# [Problem requirements]
From the first line to the last, write out the listing exactly.

# [Records to use]
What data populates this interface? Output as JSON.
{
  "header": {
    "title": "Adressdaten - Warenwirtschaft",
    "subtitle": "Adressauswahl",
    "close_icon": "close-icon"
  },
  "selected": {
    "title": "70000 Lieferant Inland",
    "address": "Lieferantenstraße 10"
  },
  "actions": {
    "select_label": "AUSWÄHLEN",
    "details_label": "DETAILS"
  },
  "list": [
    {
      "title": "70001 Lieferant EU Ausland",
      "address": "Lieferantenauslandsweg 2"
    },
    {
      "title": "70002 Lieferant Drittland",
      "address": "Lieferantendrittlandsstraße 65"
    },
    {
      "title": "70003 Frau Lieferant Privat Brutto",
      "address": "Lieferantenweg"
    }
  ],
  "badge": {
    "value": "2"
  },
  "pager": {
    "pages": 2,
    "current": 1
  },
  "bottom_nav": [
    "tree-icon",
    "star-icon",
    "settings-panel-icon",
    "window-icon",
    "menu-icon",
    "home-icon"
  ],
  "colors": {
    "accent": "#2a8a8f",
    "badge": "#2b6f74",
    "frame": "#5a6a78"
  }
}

# [Solution to this problem]
What data populates this interface? Output as JSON.
{
  "header": {
    "title": "Adressdaten - Warenwirtschaft",
    "subtitle": "Adressauswahl",
    "close_icon": "close-icon"
  },
  "selected": {
    "title": "70000 Lieferant Inland",
    "address": "Lieferantenstraße 10"
  },
  "actions": {
    "select_label": "AUSWÄHLEN",
    "details_label": "DETAILS"
  },
  "list": [
    {
      "title": "70001 Lieferant EU Ausland",
      "address": "Lieferantenauslandsweg 2"
    },
    {
      "title": "70002 Lieferant Drittland",
      "address": "Lieferantendrittlandsstraße 65"
    },
    {
      "title": "70003 Frau Lieferant Privat Brutto",
      "address": "Lieferantenweg"
    }
  ],
  "badge": {
    "value": "2"
  },
  "pager": {
    "pages": 2,
    "current": 1
  },
  "bottom_nav": [
    "tree-icon",
    "star-icon",
    "settings-panel-icon",
    "window-icon",
    "menu-icon",
    "home-icon"
  ],
  "colors": {
    "accent": "#2a8a8f",
    "badge": "#2b6f74",
    "frame": "#5a6a78"
  }
}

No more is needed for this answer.